----- Material for this task
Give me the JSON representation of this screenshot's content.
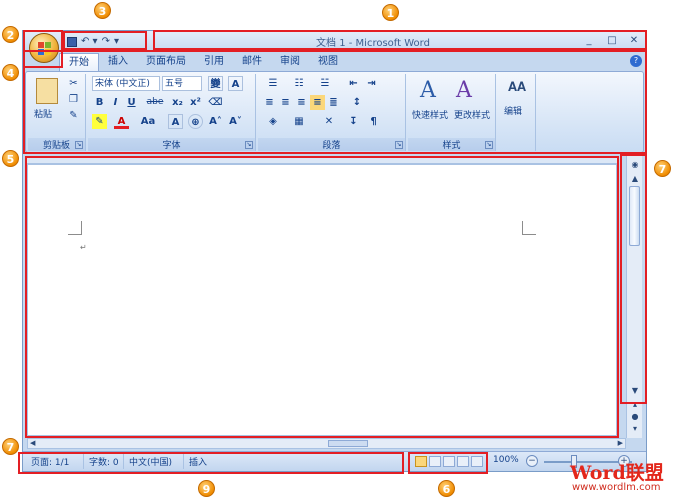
{
  "window": {
    "title": "文档 1 - Microsoft Word"
  },
  "window_controls": {
    "minimize": "_",
    "maximize": "□",
    "close": "✕"
  },
  "quick_access": {
    "undo": "↶ ▾",
    "redo": "↷",
    "more": "▾"
  },
  "tabs": [
    "开始",
    "插入",
    "页面布局",
    "引用",
    "邮件",
    "审阅",
    "视图"
  ],
  "ribbon": {
    "clipboard": {
      "paste_label": "粘贴",
      "group_label": "剪贴板"
    },
    "font": {
      "font_name": "宋体 (中文正)",
      "font_size": "五号",
      "wen_label": "變",
      "a_label": "A",
      "bold": "B",
      "italic": "I",
      "underline": "U",
      "strike": "abe",
      "subscript": "x₂",
      "superscript": "x²",
      "font_color": "A",
      "grow": "Aa",
      "group_label": "字体"
    },
    "paragraph": {
      "group_label": "段落"
    },
    "styles": {
      "quick_label": "快速样式",
      "change_label": "更改样式",
      "group_label": "样式"
    },
    "editing": {
      "label": "编辑"
    }
  },
  "status": {
    "page": "页面: 1/1",
    "words": "字数: 0",
    "language": "中文(中国)",
    "mode": "插入",
    "zoom": "100%"
  },
  "callouts": [
    "1",
    "2",
    "3",
    "4",
    "5",
    "6",
    "7",
    "7",
    "9"
  ],
  "watermark": {
    "title": "Word联盟",
    "url": "www.wordlm.com"
  },
  "colors": {
    "callout_red": "#e31e24",
    "badge_orange": "#f08c00",
    "ribbon_blue": "#d5e4f6"
  }
}
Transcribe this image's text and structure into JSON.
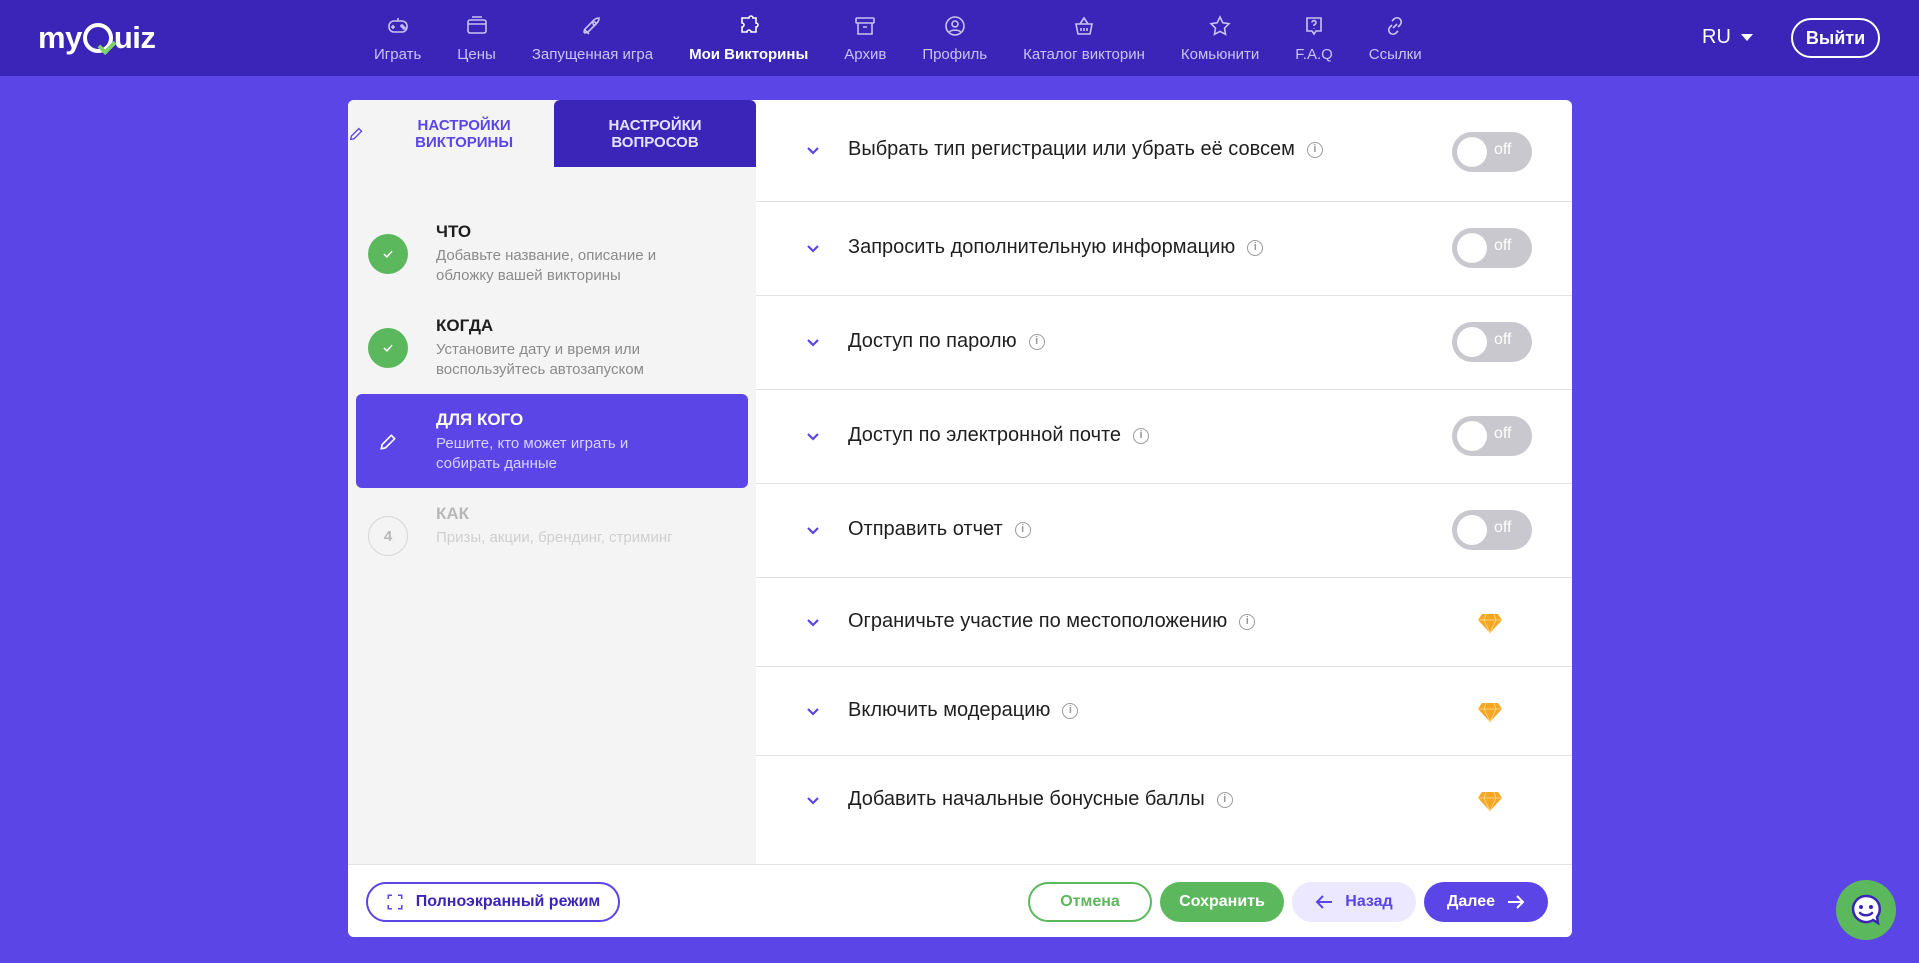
{
  "app": {
    "logo": "myQuiz"
  },
  "nav": {
    "items": [
      {
        "label": "Играть",
        "icon": "gamepad-icon"
      },
      {
        "label": "Цены",
        "icon": "wallet-icon"
      },
      {
        "label": "Запущенная игра",
        "icon": "rocket-icon"
      },
      {
        "label": "Мои Викторины",
        "icon": "puzzle-icon",
        "active": true
      },
      {
        "label": "Архив",
        "icon": "archive-icon"
      },
      {
        "label": "Профиль",
        "icon": "user-icon"
      },
      {
        "label": "Каталог викторин",
        "icon": "basket-icon"
      },
      {
        "label": "Комьюнити",
        "icon": "star-icon"
      },
      {
        "label": "F.A.Q",
        "icon": "question-icon"
      },
      {
        "label": "Ссылки",
        "icon": "link-icon"
      }
    ],
    "language": "RU",
    "logout": "Выйти"
  },
  "tabs": {
    "quiz_settings": "Настройки викторины",
    "question_settings": "Настройки вопросов"
  },
  "steps": [
    {
      "title": "ЧТО",
      "desc": "Добавьте название, описание и обложку вашей викторины",
      "state": "done"
    },
    {
      "title": "КОГДА",
      "desc": "Установите дату и время или воспользуйтесь автозапуском",
      "state": "done"
    },
    {
      "title": "ДЛЯ КОГО",
      "desc": "Решите, кто может играть и собирать данные",
      "state": "active"
    },
    {
      "title": "КАК",
      "desc": "Призы, акции, брендинг, стриминг",
      "state": "todo",
      "number": "4"
    }
  ],
  "settings": [
    {
      "label": "Выбрать тип регистрации или убрать её совсем",
      "type": "toggle",
      "value": "off"
    },
    {
      "label": "Запросить дополнительную информацию",
      "type": "toggle",
      "value": "off"
    },
    {
      "label": "Доступ по паролю",
      "type": "toggle",
      "value": "off"
    },
    {
      "label": "Доступ по электронной почте",
      "type": "toggle",
      "value": "off"
    },
    {
      "label": "Отправить отчет",
      "type": "toggle",
      "value": "off"
    },
    {
      "label": "Ограничьте участие по местоположению",
      "type": "premium"
    },
    {
      "label": "Включить модерацию",
      "type": "premium"
    },
    {
      "label": "Добавить начальные бонусные баллы",
      "type": "premium"
    }
  ],
  "footer": {
    "fullscreen": "Полноэкранный режим",
    "cancel": "Отмена",
    "save": "Сохранить",
    "back": "Назад",
    "next": "Далее"
  },
  "colors": {
    "primary": "#5b45e6",
    "nav_bg": "#3b25b8",
    "success": "#5cb85c",
    "premium": "#f5a623"
  }
}
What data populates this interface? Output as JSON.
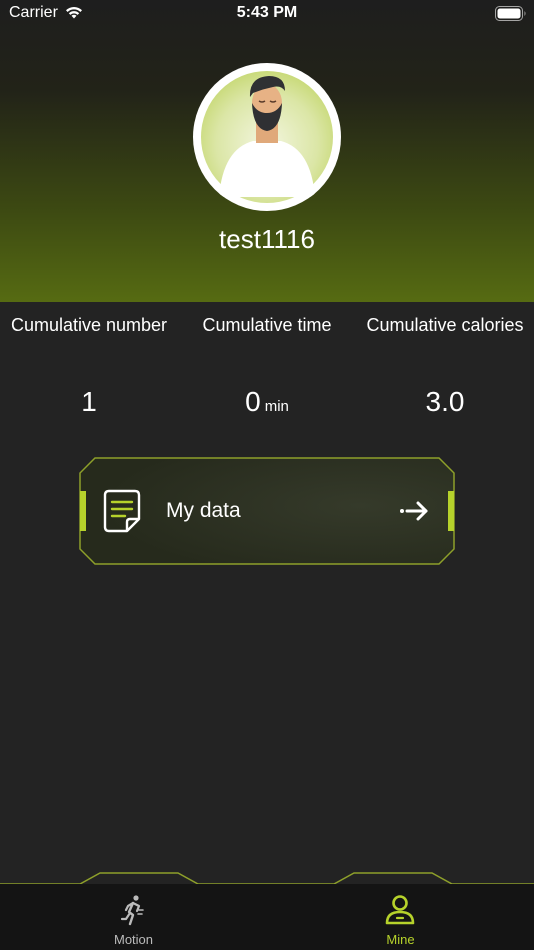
{
  "status_bar": {
    "carrier": "Carrier",
    "time": "5:43 PM"
  },
  "profile": {
    "username": "test1116"
  },
  "stats": [
    {
      "label": "Cumulative number",
      "value": "1",
      "unit": ""
    },
    {
      "label": "Cumulative time",
      "value": "0",
      "unit": "min"
    },
    {
      "label": "Cumulative calories",
      "value": "3.0",
      "unit": ""
    }
  ],
  "my_data": {
    "label": "My data"
  },
  "tabbar": {
    "tabs": [
      {
        "label": "Motion",
        "icon": "running-icon",
        "active": false
      },
      {
        "label": "Mine",
        "icon": "user-icon",
        "active": true
      }
    ]
  },
  "colors": {
    "accent": "#b6d22b",
    "background": "#232323",
    "tabbar": "#141414",
    "inactive_tab": "#bbbbbb"
  }
}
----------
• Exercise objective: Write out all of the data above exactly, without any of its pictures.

• Response area:
Give me the JSON representation of this screenshot's content.
{
  "window": {
    "title": "文档 1 - Microsoft Word"
  },
  "window_controls": {
    "minimize": "_",
    "maximize": "□",
    "close": "✕"
  },
  "quick_access": {
    "undo": "↶ ▾",
    "redo": "↷",
    "more": "▾"
  },
  "tabs": [
    "开始",
    "插入",
    "页面布局",
    "引用",
    "邮件",
    "审阅",
    "视图"
  ],
  "ribbon": {
    "clipboard": {
      "paste_label": "粘贴",
      "group_label": "剪贴板"
    },
    "font": {
      "font_name": "宋体 (中文正)",
      "font_size": "五号",
      "wen_label": "變",
      "a_label": "A",
      "bold": "B",
      "italic": "I",
      "underline": "U",
      "strike": "abe",
      "subscript": "x₂",
      "superscript": "x²",
      "font_color": "A",
      "grow": "Aa",
      "group_label": "字体"
    },
    "paragraph": {
      "group_label": "段落"
    },
    "styles": {
      "quick_label": "快速样式",
      "change_label": "更改样式",
      "group_label": "样式"
    },
    "editing": {
      "label": "编辑"
    }
  },
  "status": {
    "page": "页面: 1/1",
    "words": "字数: 0",
    "language": "中文(中国)",
    "mode": "插入",
    "zoom": "100%"
  },
  "callouts": [
    "1",
    "2",
    "3",
    "4",
    "5",
    "6",
    "7",
    "7",
    "9"
  ],
  "watermark": {
    "title": "Word联盟",
    "url": "www.wordlm.com"
  },
  "colors": {
    "callout_red": "#e31e24",
    "badge_orange": "#f08c00",
    "ribbon_blue": "#d5e4f6"
  }
}
Transcribe this image's text and structure into JSON.
{
  "app": {
    "logo": "myQuiz"
  },
  "nav": {
    "items": [
      {
        "label": "Играть",
        "icon": "gamepad-icon"
      },
      {
        "label": "Цены",
        "icon": "wallet-icon"
      },
      {
        "label": "Запущенная игра",
        "icon": "rocket-icon"
      },
      {
        "label": "Мои Викторины",
        "icon": "puzzle-icon",
        "active": true
      },
      {
        "label": "Архив",
        "icon": "archive-icon"
      },
      {
        "label": "Профиль",
        "icon": "user-icon"
      },
      {
        "label": "Каталог викторин",
        "icon": "basket-icon"
      },
      {
        "label": "Комьюнити",
        "icon": "star-icon"
      },
      {
        "label": "F.A.Q",
        "icon": "question-icon"
      },
      {
        "label": "Ссылки",
        "icon": "link-icon"
      }
    ],
    "language": "RU",
    "logout": "Выйти"
  },
  "tabs": {
    "quiz_settings": "Настройки викторины",
    "question_settings": "Настройки вопросов"
  },
  "steps": [
    {
      "title": "ЧТО",
      "desc": "Добавьте название, описание и обложку вашей викторины",
      "state": "done"
    },
    {
      "title": "КОГДА",
      "desc": "Установите дату и время или воспользуйтесь автозапуском",
      "state": "done"
    },
    {
      "title": "ДЛЯ КОГО",
      "desc": "Решите, кто может играть и собирать данные",
      "state": "active"
    },
    {
      "title": "КАК",
      "desc": "Призы, акции, брендинг, стриминг",
      "state": "todo",
      "number": "4"
    }
  ],
  "settings": [
    {
      "label": "Выбрать тип регистрации или убрать её совсем",
      "type": "toggle",
      "value": "off"
    },
    {
      "label": "Запросить дополнительную информацию",
      "type": "toggle",
      "value": "off"
    },
    {
      "label": "Доступ по паролю",
      "type": "toggle",
      "value": "off"
    },
    {
      "label": "Доступ по электронной почте",
      "type": "toggle",
      "value": "off"
    },
    {
      "label": "Отправить отчет",
      "type": "toggle",
      "value": "off"
    },
    {
      "label": "Ограничьте участие по местоположению",
      "type": "premium"
    },
    {
      "label": "Включить модерацию",
      "type": "premium"
    },
    {
      "label": "Добавить начальные бонусные баллы",
      "type": "premium"
    }
  ],
  "footer": {
    "fullscreen": "Полноэкранный режим",
    "cancel": "Отмена",
    "save": "Сохранить",
    "back": "Назад",
    "next": "Далее"
  },
  "colors": {
    "primary": "#5b45e6",
    "nav_bg": "#3b25b8",
    "success": "#5cb85c",
    "premium": "#f5a623"
  }
}
What data populates this interface? Output as JSON.
{
  "status_bar": {
    "carrier": "Carrier",
    "time": "5:43 PM"
  },
  "profile": {
    "username": "test1116"
  },
  "stats": [
    {
      "label": "Cumulative number",
      "value": "1",
      "unit": ""
    },
    {
      "label": "Cumulative time",
      "value": "0",
      "unit": "min"
    },
    {
      "label": "Cumulative calories",
      "value": "3.0",
      "unit": ""
    }
  ],
  "my_data": {
    "label": "My data"
  },
  "tabbar": {
    "tabs": [
      {
        "label": "Motion",
        "icon": "running-icon",
        "active": false
      },
      {
        "label": "Mine",
        "icon": "user-icon",
        "active": true
      }
    ]
  },
  "colors": {
    "accent": "#b6d22b",
    "background": "#232323",
    "tabbar": "#141414",
    "inactive_tab": "#bbbbbb"
  }
}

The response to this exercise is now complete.